It is the job of an impartial tribunal to determine the truth of conflicting accounts. When a campus court or administrator prejudges one party as automatically more “believable” than another, courts will not hesitate to recognize this for what it is. It is bias.
Your advisor should therefore guide you in telling the truth and presenting the facts. Your advisor can guide the university to the facts and away from biased presumptions.
3. Work with Your Attorney to Seek Disability Accommodations for the Process Itself
In the Purdue case, Jane Doe was suffering from a clear psychiatric condition—although her diagnosis is not stated in the case. It was so serious that she had attempted suicide at least once.
Disabilities have implications for the Title IX process. Jane Doe deserved to be protected and probably needed support so that the process of investigation and hearing did not further aggravate her condition. At the same time, Jane Doe’s support and protection should not have undermined the core function of the investigation and hearing, which is to determine the truth.
At Purdue, the campus judiciary turned to a campus advocacy organization as a substitute witness, apparently to spare Jane Doe the stress the process might have placed on her. Jane Doe didn’t submit a statement in her own words or testify. She, her advisor, and Purdue allowed advocates, who probably had an agenda of their own, to speak for her. The federal appeals court found this to be one of the hallmarks of a biased proceeding at Purdue, which journalists mocked as a kangaroo court.
But there is nothing unfair about accommodating disabilities. In fact, the law requires it. It is equally important, however, that accommodation for disabilities support your credibility and support the fact-finding process. This includes accommodations in the Title IX process.
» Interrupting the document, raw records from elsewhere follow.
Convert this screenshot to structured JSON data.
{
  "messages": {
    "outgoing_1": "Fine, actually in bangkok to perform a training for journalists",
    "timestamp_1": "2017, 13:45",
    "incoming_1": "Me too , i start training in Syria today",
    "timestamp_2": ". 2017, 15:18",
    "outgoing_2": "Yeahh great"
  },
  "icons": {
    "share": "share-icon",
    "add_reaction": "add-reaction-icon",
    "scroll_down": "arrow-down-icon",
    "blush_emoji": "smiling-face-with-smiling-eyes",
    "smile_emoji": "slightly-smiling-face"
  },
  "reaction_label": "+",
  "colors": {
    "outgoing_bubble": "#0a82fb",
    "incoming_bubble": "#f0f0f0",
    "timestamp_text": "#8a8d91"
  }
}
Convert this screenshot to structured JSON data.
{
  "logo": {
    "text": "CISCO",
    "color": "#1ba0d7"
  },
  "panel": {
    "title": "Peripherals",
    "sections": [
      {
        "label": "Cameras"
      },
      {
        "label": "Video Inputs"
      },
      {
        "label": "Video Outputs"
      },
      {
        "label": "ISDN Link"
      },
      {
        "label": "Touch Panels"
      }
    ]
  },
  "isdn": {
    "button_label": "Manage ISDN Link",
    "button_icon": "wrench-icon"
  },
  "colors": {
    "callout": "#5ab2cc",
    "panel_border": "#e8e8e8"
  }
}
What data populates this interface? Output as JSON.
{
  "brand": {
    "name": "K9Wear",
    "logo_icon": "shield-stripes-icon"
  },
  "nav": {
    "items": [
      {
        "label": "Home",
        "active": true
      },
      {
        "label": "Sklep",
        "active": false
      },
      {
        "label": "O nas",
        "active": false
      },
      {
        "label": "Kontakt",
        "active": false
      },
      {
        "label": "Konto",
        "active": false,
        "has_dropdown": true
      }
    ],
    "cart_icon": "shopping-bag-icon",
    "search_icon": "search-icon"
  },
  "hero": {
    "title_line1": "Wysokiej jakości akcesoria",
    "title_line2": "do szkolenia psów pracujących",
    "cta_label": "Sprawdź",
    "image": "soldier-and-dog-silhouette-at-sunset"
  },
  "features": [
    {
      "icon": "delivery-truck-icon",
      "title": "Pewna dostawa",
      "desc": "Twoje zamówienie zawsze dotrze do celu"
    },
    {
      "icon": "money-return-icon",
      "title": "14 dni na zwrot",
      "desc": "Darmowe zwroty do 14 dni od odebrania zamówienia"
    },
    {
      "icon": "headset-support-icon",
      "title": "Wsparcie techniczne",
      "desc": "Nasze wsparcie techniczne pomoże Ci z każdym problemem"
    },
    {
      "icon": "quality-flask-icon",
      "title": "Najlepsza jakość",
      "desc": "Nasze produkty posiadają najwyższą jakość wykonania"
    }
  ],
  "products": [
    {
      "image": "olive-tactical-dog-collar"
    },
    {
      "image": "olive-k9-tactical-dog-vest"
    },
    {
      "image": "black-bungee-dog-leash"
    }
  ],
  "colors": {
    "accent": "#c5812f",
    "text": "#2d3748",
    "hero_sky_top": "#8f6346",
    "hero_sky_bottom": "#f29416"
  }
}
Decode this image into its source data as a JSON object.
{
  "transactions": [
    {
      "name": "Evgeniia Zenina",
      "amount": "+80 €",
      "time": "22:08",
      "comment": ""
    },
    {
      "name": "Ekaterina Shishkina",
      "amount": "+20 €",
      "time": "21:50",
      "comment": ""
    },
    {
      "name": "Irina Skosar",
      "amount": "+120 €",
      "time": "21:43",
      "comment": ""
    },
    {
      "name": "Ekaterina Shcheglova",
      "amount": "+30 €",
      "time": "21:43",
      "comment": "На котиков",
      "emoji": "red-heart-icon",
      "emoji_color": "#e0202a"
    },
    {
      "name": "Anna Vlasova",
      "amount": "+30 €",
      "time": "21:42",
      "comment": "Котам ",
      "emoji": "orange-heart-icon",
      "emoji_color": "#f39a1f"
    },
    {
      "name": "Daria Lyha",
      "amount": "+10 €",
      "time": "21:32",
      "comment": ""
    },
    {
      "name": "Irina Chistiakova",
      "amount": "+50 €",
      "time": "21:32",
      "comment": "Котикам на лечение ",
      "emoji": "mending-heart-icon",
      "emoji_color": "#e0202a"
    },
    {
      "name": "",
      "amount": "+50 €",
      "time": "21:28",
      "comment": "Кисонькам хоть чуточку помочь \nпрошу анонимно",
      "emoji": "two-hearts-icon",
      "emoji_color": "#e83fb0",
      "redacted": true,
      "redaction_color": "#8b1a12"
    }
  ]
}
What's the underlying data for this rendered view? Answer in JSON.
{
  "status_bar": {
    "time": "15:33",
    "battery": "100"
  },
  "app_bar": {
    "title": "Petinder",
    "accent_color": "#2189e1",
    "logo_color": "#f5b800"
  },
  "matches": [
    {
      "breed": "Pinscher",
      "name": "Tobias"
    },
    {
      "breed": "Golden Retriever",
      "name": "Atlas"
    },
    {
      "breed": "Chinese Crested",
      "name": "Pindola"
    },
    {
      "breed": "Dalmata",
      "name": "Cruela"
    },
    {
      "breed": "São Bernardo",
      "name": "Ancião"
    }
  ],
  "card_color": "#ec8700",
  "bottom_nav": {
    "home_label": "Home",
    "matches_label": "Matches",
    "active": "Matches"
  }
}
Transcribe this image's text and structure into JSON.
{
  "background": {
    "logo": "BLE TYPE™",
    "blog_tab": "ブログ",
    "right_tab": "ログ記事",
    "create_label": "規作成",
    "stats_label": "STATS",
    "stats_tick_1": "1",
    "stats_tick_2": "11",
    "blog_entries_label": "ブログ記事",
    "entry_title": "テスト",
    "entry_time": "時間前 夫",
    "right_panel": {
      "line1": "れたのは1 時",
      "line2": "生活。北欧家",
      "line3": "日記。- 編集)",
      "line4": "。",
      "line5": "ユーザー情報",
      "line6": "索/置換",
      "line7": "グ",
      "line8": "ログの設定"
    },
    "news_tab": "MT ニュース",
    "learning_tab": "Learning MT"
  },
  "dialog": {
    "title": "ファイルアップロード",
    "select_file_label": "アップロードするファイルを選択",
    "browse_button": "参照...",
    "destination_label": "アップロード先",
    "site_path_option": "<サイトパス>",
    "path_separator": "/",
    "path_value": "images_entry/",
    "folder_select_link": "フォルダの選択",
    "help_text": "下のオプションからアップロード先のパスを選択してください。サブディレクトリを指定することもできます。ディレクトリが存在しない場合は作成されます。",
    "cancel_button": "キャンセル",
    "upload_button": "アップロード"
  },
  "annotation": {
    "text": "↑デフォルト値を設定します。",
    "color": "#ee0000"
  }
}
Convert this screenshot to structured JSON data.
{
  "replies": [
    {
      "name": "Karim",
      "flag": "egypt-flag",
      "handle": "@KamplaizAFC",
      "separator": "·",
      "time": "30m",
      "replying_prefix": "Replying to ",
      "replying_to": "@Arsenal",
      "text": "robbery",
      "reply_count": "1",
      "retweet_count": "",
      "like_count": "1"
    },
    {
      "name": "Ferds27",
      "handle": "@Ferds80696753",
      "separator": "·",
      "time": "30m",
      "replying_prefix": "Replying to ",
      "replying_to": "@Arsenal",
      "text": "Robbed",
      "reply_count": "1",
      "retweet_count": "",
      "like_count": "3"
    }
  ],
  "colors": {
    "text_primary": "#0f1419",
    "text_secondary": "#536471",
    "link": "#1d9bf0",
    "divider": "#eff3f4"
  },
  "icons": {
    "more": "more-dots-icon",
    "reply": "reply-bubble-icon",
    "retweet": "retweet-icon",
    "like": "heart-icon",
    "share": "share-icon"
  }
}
The accommodation of disabilities and the protection of complainants does not have to undermine the truth as it did at Purdue. Reasonable accommodations can be put in place that help you tell the truth and help the hearing officers or investigators understand your version of events. An experienced attorney can work with your treating professionals and advise you about what accommodations will both protect you. Equally importantly, the right accommodations will place your facts in front of the campus hearing panel in a way that protects your credibility.